This is Binta with Erica and I on the day we left.
This little boy is Binta and Mamadu's youngest. His name is Mussa (Moses in Fula). He is laughing because he had just caught me by surprise and put his lollypop in my mouth...
You can tell everyone is use to digital cameras because the first thing they want to do after you take their picture is see it. Mussa was pretty excited about the one Jase had just shown him.
It is really hard for a woman to become a Christian and most of them aren't as lucky as Binta. The lady sitting across from me on the stool is Kadijatu.
Her husband doesn't have a problem with her being a Christian because she is so happy but the other wives of her husband hate it. They are always telling her that she can't come to any funerals or marriages in the village because she is not a Muslim anymore. She has a new baby and she came to Rosania's house and was crying one day because the co-wives were telling her that her baby was going to die and she wouldn't be allowed to go to the funeral.
Most of the really little kids in village were afraid of us, but this one loved me! He is Kadijatu's youngest. The other children are hers too and I think that the guy is her husband.
Most of the children wear necklaces and waist beads like this to keep evil spirits away, etc. Also pretty much all of the boys this age just wear a shirt, like him, or are totally naked. The lady in the background is holding some fish freshly caught from the river there.
On the way home we ran out of gas right before we got to the gas station while we were in Gabu. We had to get out and use some good old fashioned muscle to move the car. Unfortunately, Gilson stopped the car because he thought we had a gas can, but we didn't, so we were pushing from a stop. It was fine until we started going uphill. It was only Jason, Erica, Rosania, and I pushing at that point and we were not strong enough, so some men who were laughing hysterically at the "brankus" pushing a car came over to help us out.

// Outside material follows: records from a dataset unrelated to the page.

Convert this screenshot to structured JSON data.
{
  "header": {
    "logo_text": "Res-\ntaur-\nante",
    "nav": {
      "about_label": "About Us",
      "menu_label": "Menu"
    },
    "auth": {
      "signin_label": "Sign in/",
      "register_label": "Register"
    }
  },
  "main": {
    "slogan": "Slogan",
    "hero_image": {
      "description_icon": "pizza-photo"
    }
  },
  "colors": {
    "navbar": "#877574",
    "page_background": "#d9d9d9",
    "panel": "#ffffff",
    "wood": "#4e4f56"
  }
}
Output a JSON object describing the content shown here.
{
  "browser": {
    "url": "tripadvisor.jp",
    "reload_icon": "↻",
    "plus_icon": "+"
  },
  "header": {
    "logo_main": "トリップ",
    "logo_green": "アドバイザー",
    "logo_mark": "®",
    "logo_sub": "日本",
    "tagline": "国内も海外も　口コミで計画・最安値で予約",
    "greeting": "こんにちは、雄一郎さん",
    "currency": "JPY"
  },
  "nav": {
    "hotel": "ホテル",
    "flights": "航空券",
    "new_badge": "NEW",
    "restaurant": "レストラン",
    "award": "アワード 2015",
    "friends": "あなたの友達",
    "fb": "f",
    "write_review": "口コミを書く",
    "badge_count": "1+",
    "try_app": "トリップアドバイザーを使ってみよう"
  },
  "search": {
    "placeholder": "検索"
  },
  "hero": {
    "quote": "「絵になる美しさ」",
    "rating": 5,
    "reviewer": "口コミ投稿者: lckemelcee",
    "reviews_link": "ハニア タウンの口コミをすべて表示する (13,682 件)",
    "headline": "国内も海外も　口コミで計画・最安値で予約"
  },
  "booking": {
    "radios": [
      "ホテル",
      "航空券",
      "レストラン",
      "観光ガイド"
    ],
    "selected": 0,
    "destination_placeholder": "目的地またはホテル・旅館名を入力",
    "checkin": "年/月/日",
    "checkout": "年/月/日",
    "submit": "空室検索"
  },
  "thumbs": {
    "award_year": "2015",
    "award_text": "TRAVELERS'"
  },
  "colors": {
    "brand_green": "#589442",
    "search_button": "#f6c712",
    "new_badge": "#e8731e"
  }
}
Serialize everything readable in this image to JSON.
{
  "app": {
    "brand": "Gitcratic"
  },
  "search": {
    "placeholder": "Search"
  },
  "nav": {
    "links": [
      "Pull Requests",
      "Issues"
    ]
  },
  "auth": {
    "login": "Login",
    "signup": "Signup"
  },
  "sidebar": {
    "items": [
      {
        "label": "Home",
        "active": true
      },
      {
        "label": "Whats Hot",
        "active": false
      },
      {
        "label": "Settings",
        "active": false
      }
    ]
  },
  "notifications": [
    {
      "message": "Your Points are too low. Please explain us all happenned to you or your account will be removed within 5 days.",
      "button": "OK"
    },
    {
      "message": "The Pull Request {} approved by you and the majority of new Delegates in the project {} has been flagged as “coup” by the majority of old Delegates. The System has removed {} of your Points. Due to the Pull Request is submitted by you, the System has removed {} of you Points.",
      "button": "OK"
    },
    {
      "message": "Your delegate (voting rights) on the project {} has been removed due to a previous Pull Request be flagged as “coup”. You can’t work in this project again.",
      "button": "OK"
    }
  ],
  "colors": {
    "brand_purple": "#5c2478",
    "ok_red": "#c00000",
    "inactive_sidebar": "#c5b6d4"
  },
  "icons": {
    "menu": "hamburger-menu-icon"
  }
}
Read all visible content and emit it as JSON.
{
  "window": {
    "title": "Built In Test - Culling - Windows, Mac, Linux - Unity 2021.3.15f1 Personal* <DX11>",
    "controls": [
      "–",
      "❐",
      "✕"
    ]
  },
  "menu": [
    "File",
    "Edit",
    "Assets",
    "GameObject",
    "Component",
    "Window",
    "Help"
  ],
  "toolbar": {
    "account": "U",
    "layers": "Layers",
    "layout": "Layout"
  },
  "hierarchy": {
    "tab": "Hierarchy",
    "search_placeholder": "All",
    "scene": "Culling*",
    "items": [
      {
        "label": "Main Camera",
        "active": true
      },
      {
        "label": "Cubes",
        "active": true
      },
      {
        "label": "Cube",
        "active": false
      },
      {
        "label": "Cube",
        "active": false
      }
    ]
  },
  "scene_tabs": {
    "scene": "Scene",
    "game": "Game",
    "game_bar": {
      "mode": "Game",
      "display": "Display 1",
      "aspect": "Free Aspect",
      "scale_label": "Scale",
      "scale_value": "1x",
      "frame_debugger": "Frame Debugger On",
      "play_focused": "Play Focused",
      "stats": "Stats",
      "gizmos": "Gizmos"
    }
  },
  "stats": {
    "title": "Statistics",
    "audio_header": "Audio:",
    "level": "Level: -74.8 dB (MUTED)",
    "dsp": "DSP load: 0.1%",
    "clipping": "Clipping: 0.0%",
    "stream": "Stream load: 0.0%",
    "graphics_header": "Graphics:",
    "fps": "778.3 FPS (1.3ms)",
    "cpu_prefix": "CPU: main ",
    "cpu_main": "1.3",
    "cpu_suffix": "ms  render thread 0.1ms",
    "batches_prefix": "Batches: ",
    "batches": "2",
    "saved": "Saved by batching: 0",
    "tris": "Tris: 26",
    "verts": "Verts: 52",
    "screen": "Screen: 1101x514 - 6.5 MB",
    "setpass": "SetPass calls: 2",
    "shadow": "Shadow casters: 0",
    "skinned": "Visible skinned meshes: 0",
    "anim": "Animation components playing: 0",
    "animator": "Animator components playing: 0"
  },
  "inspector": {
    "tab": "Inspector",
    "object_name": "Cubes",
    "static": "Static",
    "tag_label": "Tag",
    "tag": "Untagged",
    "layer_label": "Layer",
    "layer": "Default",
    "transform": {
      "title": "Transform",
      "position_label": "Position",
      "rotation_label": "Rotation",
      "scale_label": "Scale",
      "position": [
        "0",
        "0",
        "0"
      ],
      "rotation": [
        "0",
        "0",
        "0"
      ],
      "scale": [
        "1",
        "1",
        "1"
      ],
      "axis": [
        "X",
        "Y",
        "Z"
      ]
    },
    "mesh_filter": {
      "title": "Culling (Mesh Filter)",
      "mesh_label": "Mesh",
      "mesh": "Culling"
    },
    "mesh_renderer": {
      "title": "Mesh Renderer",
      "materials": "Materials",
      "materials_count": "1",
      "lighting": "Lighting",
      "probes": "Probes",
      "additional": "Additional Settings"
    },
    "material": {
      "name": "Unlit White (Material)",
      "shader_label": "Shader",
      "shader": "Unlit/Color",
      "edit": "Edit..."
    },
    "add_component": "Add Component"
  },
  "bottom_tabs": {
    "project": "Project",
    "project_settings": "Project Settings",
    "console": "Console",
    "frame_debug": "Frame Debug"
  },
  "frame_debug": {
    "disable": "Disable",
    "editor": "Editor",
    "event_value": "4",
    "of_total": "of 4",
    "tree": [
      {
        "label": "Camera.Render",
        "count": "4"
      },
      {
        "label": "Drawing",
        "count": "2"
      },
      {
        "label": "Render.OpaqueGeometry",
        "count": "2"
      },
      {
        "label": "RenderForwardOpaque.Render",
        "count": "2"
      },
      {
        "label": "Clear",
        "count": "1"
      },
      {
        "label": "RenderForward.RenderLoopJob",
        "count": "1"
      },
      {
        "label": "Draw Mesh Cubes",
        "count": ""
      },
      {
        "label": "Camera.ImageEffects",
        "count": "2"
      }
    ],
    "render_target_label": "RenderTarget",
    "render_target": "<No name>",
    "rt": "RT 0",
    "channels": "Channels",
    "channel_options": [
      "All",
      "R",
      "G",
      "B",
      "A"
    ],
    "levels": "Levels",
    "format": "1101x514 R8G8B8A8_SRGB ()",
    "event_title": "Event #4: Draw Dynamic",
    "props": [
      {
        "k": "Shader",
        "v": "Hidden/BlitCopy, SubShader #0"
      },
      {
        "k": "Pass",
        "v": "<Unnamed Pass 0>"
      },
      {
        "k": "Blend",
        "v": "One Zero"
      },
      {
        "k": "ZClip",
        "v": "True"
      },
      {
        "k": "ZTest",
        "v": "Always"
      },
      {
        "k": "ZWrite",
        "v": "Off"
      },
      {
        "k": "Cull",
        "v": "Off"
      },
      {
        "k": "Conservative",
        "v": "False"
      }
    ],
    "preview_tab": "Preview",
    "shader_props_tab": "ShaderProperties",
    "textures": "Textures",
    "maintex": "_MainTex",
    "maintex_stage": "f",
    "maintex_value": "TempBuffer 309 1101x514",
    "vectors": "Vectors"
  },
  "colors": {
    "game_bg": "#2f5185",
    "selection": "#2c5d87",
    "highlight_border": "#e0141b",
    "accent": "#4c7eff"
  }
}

Ok, well if you made it to the end of this, congratulations. If you have any questions about the trip or you want to know more about any of my stories, let me know.
I hate to admit it but my hamstrings were sore for several days.